PROVIDED RECORDS —
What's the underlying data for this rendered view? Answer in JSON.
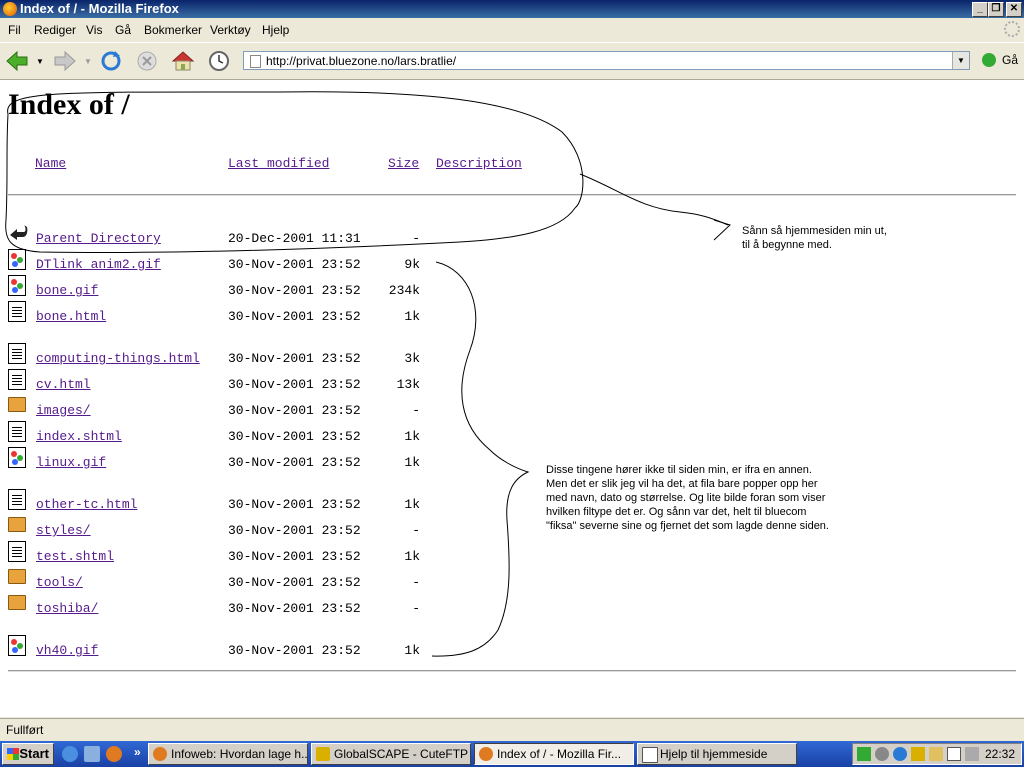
{
  "window": {
    "title": "Index of / - Mozilla Firefox",
    "controls": {
      "minimize": "_",
      "restore": "❐",
      "close": "✕"
    }
  },
  "menu": [
    "Fil",
    "Rediger",
    "Vis",
    "Gå",
    "Bokmerker",
    "Verktøy",
    "Hjelp"
  ],
  "nav": {
    "url": "http://privat.bluezone.no/lars.bratlie/",
    "go_label": "Gå",
    "icons": [
      "back-icon",
      "forward-icon",
      "reload-icon",
      "stop-icon",
      "home-icon",
      "history-icon"
    ]
  },
  "page": {
    "title": "Index of /",
    "columns": {
      "name": "Name",
      "modified": "Last modified",
      "size": "Size",
      "description": "Description"
    },
    "rows": [
      {
        "icon": "back",
        "name": "Parent Directory",
        "modified": "20-Dec-2001 11:31",
        "size": "-"
      },
      {
        "icon": "image",
        "name": "DTlink anim2.gif",
        "modified": "30-Nov-2001 23:52",
        "size": "9k"
      },
      {
        "icon": "image",
        "name": "bone.gif",
        "modified": "30-Nov-2001 23:52",
        "size": "234k"
      },
      {
        "icon": "file",
        "name": "bone.html",
        "modified": "30-Nov-2001 23:52",
        "size": "1k"
      },
      {
        "icon": "file",
        "name": "computing-things.html",
        "modified": "30-Nov-2001 23:52",
        "size": "3k"
      },
      {
        "icon": "file",
        "name": "cv.html",
        "modified": "30-Nov-2001 23:52",
        "size": "13k"
      },
      {
        "icon": "folder",
        "name": "images/",
        "modified": "30-Nov-2001 23:52",
        "size": "-"
      },
      {
        "icon": "file",
        "name": "index.shtml",
        "modified": "30-Nov-2001 23:52",
        "size": "1k"
      },
      {
        "icon": "image",
        "name": "linux.gif",
        "modified": "30-Nov-2001 23:52",
        "size": "1k"
      },
      {
        "icon": "file",
        "name": "other-tc.html",
        "modified": "30-Nov-2001 23:52",
        "size": "1k"
      },
      {
        "icon": "folder",
        "name": "styles/",
        "modified": "30-Nov-2001 23:52",
        "size": "-"
      },
      {
        "icon": "file",
        "name": "test.shtml",
        "modified": "30-Nov-2001 23:52",
        "size": "1k"
      },
      {
        "icon": "folder",
        "name": "tools/",
        "modified": "30-Nov-2001 23:52",
        "size": "-"
      },
      {
        "icon": "folder",
        "name": "toshiba/",
        "modified": "30-Nov-2001 23:52",
        "size": "-"
      },
      {
        "icon": "image",
        "name": "vh40.gif",
        "modified": "30-Nov-2001 23:52",
        "size": "1k"
      }
    ]
  },
  "annotations": {
    "top": "Sånn så hjemmesiden min ut,\ntil å begynne med.",
    "right": "Disse tingene hører ikke til siden min, er ifra en annen.\nMen det er slik jeg vil ha det, at fila bare popper opp her\nmed navn, dato og størrelse. Og lite bilde foran som viser\nhvilken filtype det er. Og sånn var det, helt til bluecom\n\"fiksa\" severne sine og fjernet det som lagde denne siden."
  },
  "status": "Fullført",
  "taskbar": {
    "start": "Start",
    "overflow": "»",
    "tasks": [
      {
        "label": "Infoweb: Hvordan lage h...",
        "active": false
      },
      {
        "label": "GlobalSCAPE - CuteFTP ...",
        "active": false
      },
      {
        "label": "Index of / - Mozilla Fir...",
        "active": true
      },
      {
        "label": "Hjelp til hjemmeside",
        "active": false
      }
    ],
    "clock": "22:32"
  },
  "colors": {
    "link": "#551a8b",
    "titlebar": "#0a246a",
    "taskbar": "#245edb"
  }
}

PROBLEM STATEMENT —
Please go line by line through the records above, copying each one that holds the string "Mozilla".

SOLUTION TO THE PROBLEM —
    "title": "Index of / - Mozilla Firefox",
        "label": "Index of / - Mozilla Fir...",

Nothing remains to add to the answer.